Saturday, after months of concern that it wouldn’t happen, the city of Laurel Hill will present its annual Hobo Festival.

LAUREL HILL — Saturday, after months of concern that it wouldn’t happen, the city of Laurel Hill will present its annual Hobo Festival.

More than 50 vendors, a bounce house, live entertainment from local musicians, an auction and — of course, food — will take focus in downtown Laurel Hill, event organizers said. Among participating organizations are The Spanish Trail Cruisers, which will display vintage cars, and members of the Okaloosa County Sheriff's Department horse posse. Local country music artist Robert Wayne, The Twin Hills Drummers and the local country music band River Chase will perform. 

The Rev. Mike McVay, of First Baptist Church of Laurel Hill, said he plans to reprise his role as the festival’s iconic hobo, which honors the city’s railroad history. After the Civil War, soldiers-turned-migrant-workers traveled the railroads and gave labor to local farms during pit stops in town.

However, honoring the city’s heritage and enjoying community fellowship almost didn’t happen, organizers said. Earlier this year, low volunteer participation threatened the event’s occurrence.

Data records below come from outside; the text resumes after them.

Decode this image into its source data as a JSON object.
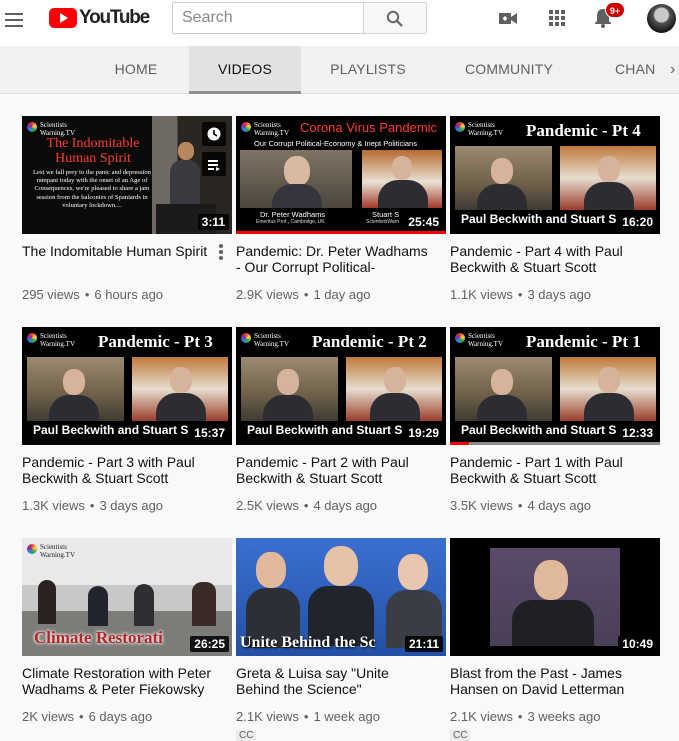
{
  "header": {
    "logo_text": "YouTube",
    "search_placeholder": "Search",
    "notification_count": "9+"
  },
  "tabs": [
    {
      "label": "HOME",
      "active": false
    },
    {
      "label": "VIDEOS",
      "active": true
    },
    {
      "label": "PLAYLISTS",
      "active": false
    },
    {
      "label": "COMMUNITY",
      "active": false
    },
    {
      "label": "CHAN",
      "active": false
    }
  ],
  "videos": [
    {
      "title": "The Indomitable Human Spirit",
      "views": "295 views",
      "age": "6 hours ago",
      "duration": "3:11",
      "thumb_title": "The Indomitable Human Spirit",
      "thumb_text": "Lest we fall prey to the panic and depression rampant today with the onset of an Age of Consequences, we're pleased to share a jam session from the balconies of Spaniards in voluntary lockdown...."
    },
    {
      "title": "Pandemic: Dr. Peter Wadhams - Our Corrupt Political-Economy & Inept Politicians",
      "views": "2.9K views",
      "age": "1 day ago",
      "duration": "25:45",
      "thumb_title": "Corona Virus Pandemic",
      "thumb_subtitle": "Our Corrupt Political-Economy & Inept Politicians",
      "thumb_left_name": "Dr. Peter Wadhams",
      "thumb_left_role": "Emeritus Prof., Cambridge, UK",
      "thumb_right_name": "Stuart S",
      "thumb_right_role": "ScientistsWarn",
      "progress": 1.0
    },
    {
      "title": "Pandemic - Part 4 with Paul Beckwith & Stuart Scott",
      "views": "1.1K views",
      "age": "3 days ago",
      "duration": "16:20",
      "thumb_title": "Pandemic - Pt 4",
      "thumb_caption": "Paul Beckwith and Stuart S"
    },
    {
      "title": "Pandemic - Part 3 with Paul Beckwith & Stuart Scott",
      "views": "1.3K views",
      "age": "3 days ago",
      "duration": "15:37",
      "thumb_title": "Pandemic - Pt 3",
      "thumb_caption": "Paul Beckwith and Stuart S"
    },
    {
      "title": "Pandemic - Part 2 with Paul Beckwith & Stuart Scott",
      "views": "2.5K views",
      "age": "4 days ago",
      "duration": "19:29",
      "thumb_title": "Pandemic - Pt 2",
      "thumb_caption": "Paul Beckwith and Stuart S"
    },
    {
      "title": "Pandemic - Part 1 with Paul Beckwith & Stuart Scott",
      "views": "3.5K views",
      "age": "4 days ago",
      "duration": "12:33",
      "thumb_title": "Pandemic - Pt 1",
      "thumb_caption": "Paul Beckwith and Stuart S",
      "progress": 0.09
    },
    {
      "title": "Climate Restoration with Peter Wadhams & Peter Fiekowsky",
      "views": "2K views",
      "age": "6 days ago",
      "duration": "26:25",
      "thumb_title": "Climate Restorati"
    },
    {
      "title": "Greta & Luisa say \"Unite Behind the Science\"",
      "views": "2.1K views",
      "age": "1 week ago",
      "duration": "21:11",
      "thumb_title": "Unite Behind the Sc",
      "badge": "CC"
    },
    {
      "title": "Blast from the Past - James Hansen on David Letterman Show",
      "views": "2.1K views",
      "age": "3 weeks ago",
      "duration": "10:49",
      "badge": "CC"
    }
  ],
  "channel_logo_text": "Scientists Warning.TV",
  "meta_separator": "•",
  "colors": {
    "youtube_red": "#ff0000",
    "badge_red": "#cc0000",
    "thumb_red_title": "#ff3b30"
  }
}
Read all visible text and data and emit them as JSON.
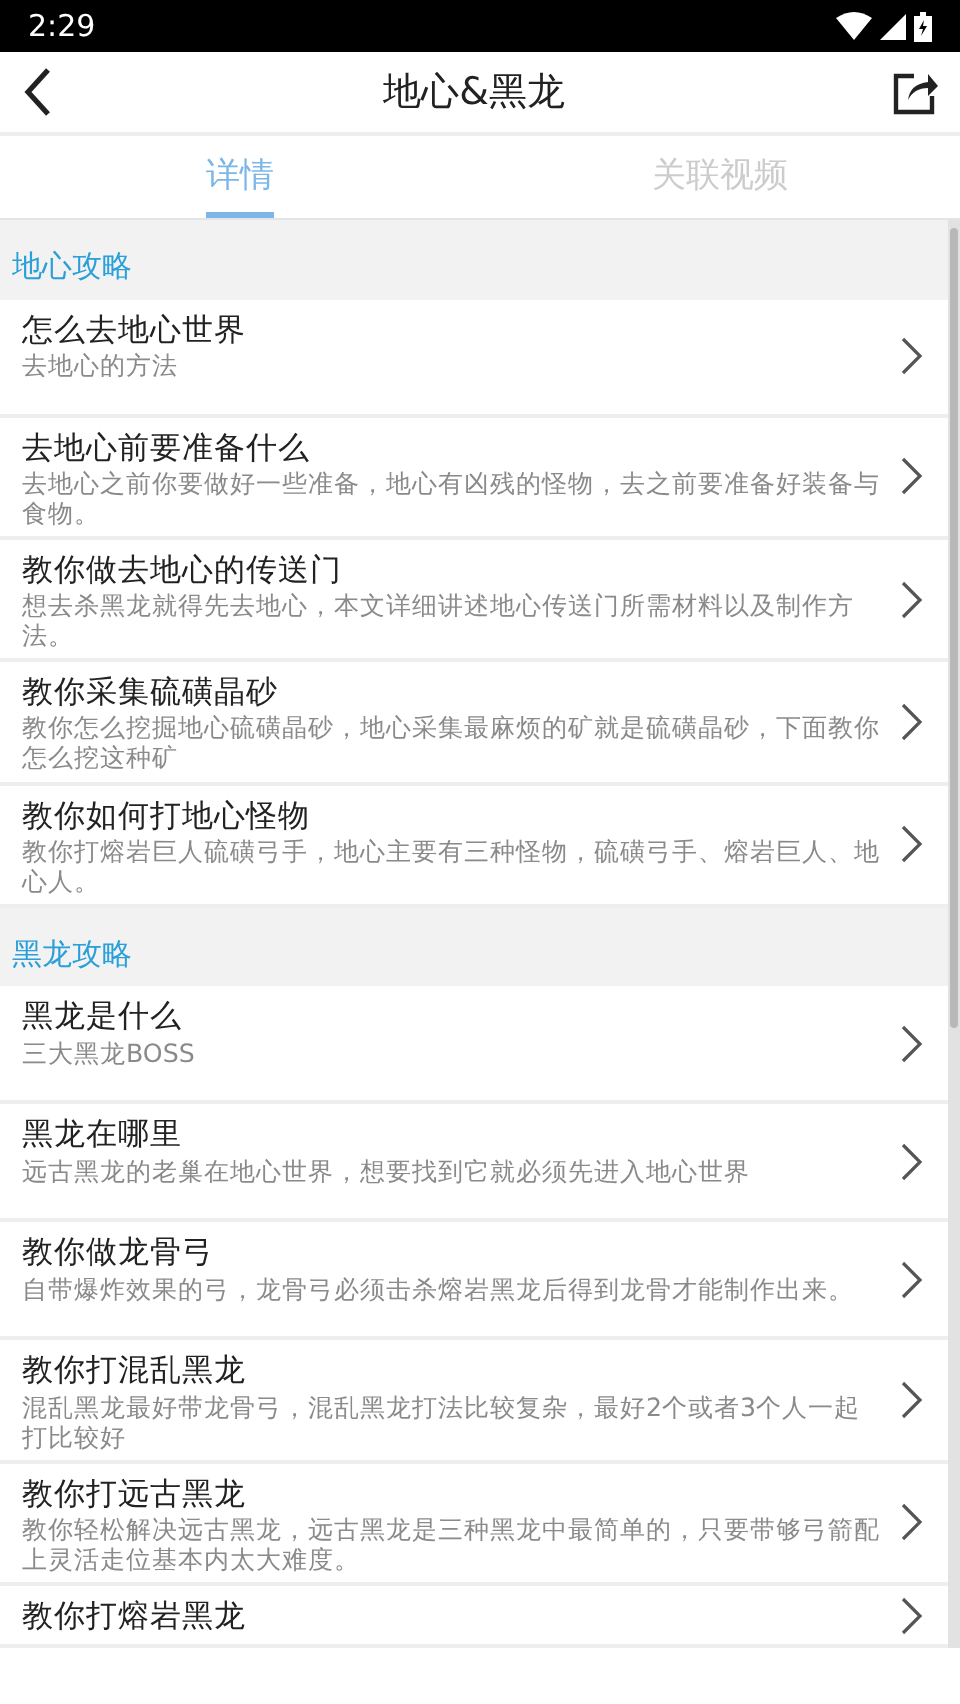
{
  "status_bar": {
    "time": "2:29"
  },
  "header": {
    "title": "地心&黑龙"
  },
  "tabs": [
    {
      "label": "详情",
      "selected": true
    },
    {
      "label": "关联视频",
      "selected": false
    }
  ],
  "sections": [
    {
      "title": "地心攻略",
      "items": [
        {
          "title": "怎么去地心世界",
          "subtitle": "去地心的方法"
        },
        {
          "title": "去地心前要准备什么",
          "subtitle": "去地心之前你要做好一些准备，地心有凶残的怪物，去之前要准备好装备与食物。"
        },
        {
          "title": "教你做去地心的传送门",
          "subtitle": "想去杀黑龙就得先去地心，本文详细讲述地心传送门所需材料以及制作方法。"
        },
        {
          "title": "教你采集硫磺晶砂",
          "subtitle": "教你怎么挖掘地心硫磺晶砂，地心采集最麻烦的矿就是硫磺晶砂，下面教你怎么挖这种矿"
        },
        {
          "title": "教你如何打地心怪物",
          "subtitle": "教你打熔岩巨人硫磺弓手，地心主要有三种怪物，硫磺弓手、熔岩巨人、地心人。"
        }
      ]
    },
    {
      "title": "黑龙攻略",
      "items": [
        {
          "title": "黑龙是什么",
          "subtitle": "三大黑龙BOSS"
        },
        {
          "title": "黑龙在哪里",
          "subtitle": "远古黑龙的老巢在地心世界，想要找到它就必须先进入地心世界"
        },
        {
          "title": "教你做龙骨弓",
          "subtitle": "自带爆炸效果的弓，龙骨弓必须击杀熔岩黑龙后得到龙骨才能制作出来。"
        },
        {
          "title": "教你打混乱黑龙",
          "subtitle": "混乱黑龙最好带龙骨弓，混乱黑龙打法比较复杂，最好2个或者3个人一起打比较好"
        },
        {
          "title": "教你打远古黑龙",
          "subtitle": "教你轻松解决远古黑龙，远古黑龙是三种黑龙中最简单的，只要带够弓箭配上灵活走位基本内太大难度。"
        },
        {
          "title": "教你打熔岩黑龙"
        }
      ]
    }
  ]
}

In July, festival committee members Anita Miller and Betty Williamson stressed the need for volunteers. Miller sent out a news release stating, "If we have no response, the October festival will be canceled due to lack of support."

One Laurel Hill dad wasn’t about to let the latter happen.

Elgin “Trae” Duley III, festival committee chairperson, said parents rely on events like the Hobo Festival to entertain their kids, but he believes the event serves a greater purpose. 

"I want my son to see what it means to help your community," Duley said. "I want him to see what it takes to put this together."

That’s why Duley signed up to help out. Soon, members of Crestview’s Elks Lodge No. 2624 pooled resources.

"We are doing what we can to keep the festival going," lodge member Betty Clark said, adding that 10 members would volunteer at the festival. The lodge also loaned its drug-awareness trailer for selling festival T-shirts and bottled water.

More than 50 food and arts-and-crafts vendors have signed up for the event, Duley said. Vendor registration deadline is Oct. 12, “but the earlier (the vendors) can get in contact with us, the better.”

The Hobo Festival tradition began in 1992. The annual event had relied on volunteer support except in 1995, when Hurricane Opal forced its cancellation.

Last year’s event drew nearly 500 people, according to festival committee member Betty Williamson.

Duley said that, despite its shaky start, community support will ensure the event returns for several years to come.

“We have made this far,” Duley said. “We just need the people to show up.”


Want to go?

The Hobo Festival runs 9 a.m. to 5 p.m. Saturday at Gene Clary Park on New Ebenezer Road.


Find it online:

For more information on the festival, contact City Hall at 652-4441.

See the Hobo Festival's Facebook page,, for a list of items to be auctioned Saturday.


To volunteer:

Volunteers can visit the festival's Facebook page or email Duley at